The task ->
A verbatim copy of all entries is the expected output.

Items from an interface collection
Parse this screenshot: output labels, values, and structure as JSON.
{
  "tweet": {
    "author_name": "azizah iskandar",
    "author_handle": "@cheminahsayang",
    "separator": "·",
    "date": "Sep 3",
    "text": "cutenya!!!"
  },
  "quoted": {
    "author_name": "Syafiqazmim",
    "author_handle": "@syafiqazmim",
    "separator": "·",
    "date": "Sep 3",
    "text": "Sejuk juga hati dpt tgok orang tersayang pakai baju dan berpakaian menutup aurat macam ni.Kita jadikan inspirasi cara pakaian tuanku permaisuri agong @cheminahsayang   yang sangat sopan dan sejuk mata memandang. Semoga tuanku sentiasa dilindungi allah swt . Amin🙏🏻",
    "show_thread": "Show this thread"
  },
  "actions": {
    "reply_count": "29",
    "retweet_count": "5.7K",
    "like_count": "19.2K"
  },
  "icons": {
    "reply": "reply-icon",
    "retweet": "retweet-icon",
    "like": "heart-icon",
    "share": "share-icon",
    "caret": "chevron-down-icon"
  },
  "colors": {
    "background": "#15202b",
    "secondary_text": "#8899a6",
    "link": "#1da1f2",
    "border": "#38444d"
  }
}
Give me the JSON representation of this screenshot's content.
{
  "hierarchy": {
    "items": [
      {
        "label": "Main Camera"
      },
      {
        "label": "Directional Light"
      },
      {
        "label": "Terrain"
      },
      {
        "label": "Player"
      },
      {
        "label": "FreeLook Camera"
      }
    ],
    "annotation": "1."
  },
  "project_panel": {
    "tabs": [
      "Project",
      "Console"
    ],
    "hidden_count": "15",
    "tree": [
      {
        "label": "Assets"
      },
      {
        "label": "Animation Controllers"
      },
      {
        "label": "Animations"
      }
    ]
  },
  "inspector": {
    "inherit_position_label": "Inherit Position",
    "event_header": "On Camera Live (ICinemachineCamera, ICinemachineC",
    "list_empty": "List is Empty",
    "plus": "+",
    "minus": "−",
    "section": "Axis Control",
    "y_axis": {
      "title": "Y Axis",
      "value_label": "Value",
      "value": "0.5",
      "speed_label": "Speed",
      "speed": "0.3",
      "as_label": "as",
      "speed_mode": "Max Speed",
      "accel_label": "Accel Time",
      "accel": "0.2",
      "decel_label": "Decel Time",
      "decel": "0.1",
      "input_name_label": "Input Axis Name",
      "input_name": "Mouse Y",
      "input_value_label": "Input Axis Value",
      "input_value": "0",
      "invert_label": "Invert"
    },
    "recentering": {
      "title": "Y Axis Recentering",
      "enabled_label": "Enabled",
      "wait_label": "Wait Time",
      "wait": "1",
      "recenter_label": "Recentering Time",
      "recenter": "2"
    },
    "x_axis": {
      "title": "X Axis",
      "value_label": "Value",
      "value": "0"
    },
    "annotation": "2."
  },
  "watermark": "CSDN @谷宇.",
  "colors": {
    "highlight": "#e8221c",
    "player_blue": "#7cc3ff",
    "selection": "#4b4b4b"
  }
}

Answer space ->
Parse this screenshot: output labels, values, and structure as JSON.
{
  "tweet": {
    "author_name": "azizah iskandar",
    "author_handle": "@cheminahsayang",
    "separator": "·",
    "date": "Sep 3",
    "text": "cutenya!!!"
  },
  "quoted": {
    "author_name": "Syafiqazmim",
    "author_handle": "@syafiqazmim",
    "separator": "·",
    "date": "Sep 3",
    "text": "Sejuk juga hati dpt tgok orang tersayang pakai baju dan berpakaian menutup aurat macam ni.Kita jadikan inspirasi cara pakaian tuanku permaisuri agong @cheminahsayang   yang sangat sopan dan sejuk mata memandang. Semoga tuanku sentiasa dilindungi allah swt . Amin🙏🏻",
    "show_thread": "Show this thread"
  },
  "actions": {
    "reply_count": "29",
    "retweet_count": "5.7K",
    "like_count": "19.2K"
  },
  "icons": {
    "reply": "reply-icon",
    "retweet": "retweet-icon",
    "like": "heart-icon",
    "share": "share-icon",
    "caret": "chevron-down-icon"
  },
  "colors": {
    "background": "#15202b",
    "secondary_text": "#8899a6",
    "link": "#1da1f2",
    "border": "#38444d"
  }
}
Give me the JSON representation of this screenshot's content.
{
  "hierarchy": {
    "items": [
      {
        "label": "Main Camera"
      },
      {
        "label": "Directional Light"
      },
      {
        "label": "Terrain"
      },
      {
        "label": "Player"
      },
      {
        "label": "FreeLook Camera"
      }
    ],
    "annotation": "1."
  },
  "project_panel": {
    "tabs": [
      "Project",
      "Console"
    ],
    "hidden_count": "15",
    "tree": [
      {
        "label": "Assets"
      },
      {
        "label": "Animation Controllers"
      },
      {
        "label": "Animations"
      }
    ]
  },
  "inspector": {
    "inherit_position_label": "Inherit Position",
    "event_header": "On Camera Live (ICinemachineCamera, ICinemachineC",
    "list_empty": "List is Empty",
    "plus": "+",
    "minus": "−",
    "section": "Axis Control",
    "y_axis": {
      "title": "Y Axis",
      "value_label": "Value",
      "value": "0.5",
      "speed_label": "Speed",
      "speed": "0.3",
      "as_label": "as",
      "speed_mode": "Max Speed",
      "accel_label": "Accel Time",
      "accel": "0.2",
      "decel_label": "Decel Time",
      "decel": "0.1",
      "input_name_label": "Input Axis Name",
      "input_name": "Mouse Y",
      "input_value_label": "Input Axis Value",
      "input_value": "0",
      "invert_label": "Invert"
    },
    "recentering": {
      "title": "Y Axis Recentering",
      "enabled_label": "Enabled",
      "wait_label": "Wait Time",
      "wait": "1",
      "recenter_label": "Recentering Time",
      "recenter": "2"
    },
    "x_axis": {
      "title": "X Axis",
      "value_label": "Value",
      "value": "0"
    },
    "annotation": "2."
  },
  "watermark": "CSDN @谷宇.",
  "colors": {
    "highlight": "#e8221c",
    "player_blue": "#7cc3ff",
    "selection": "#4b4b4b"
  }
}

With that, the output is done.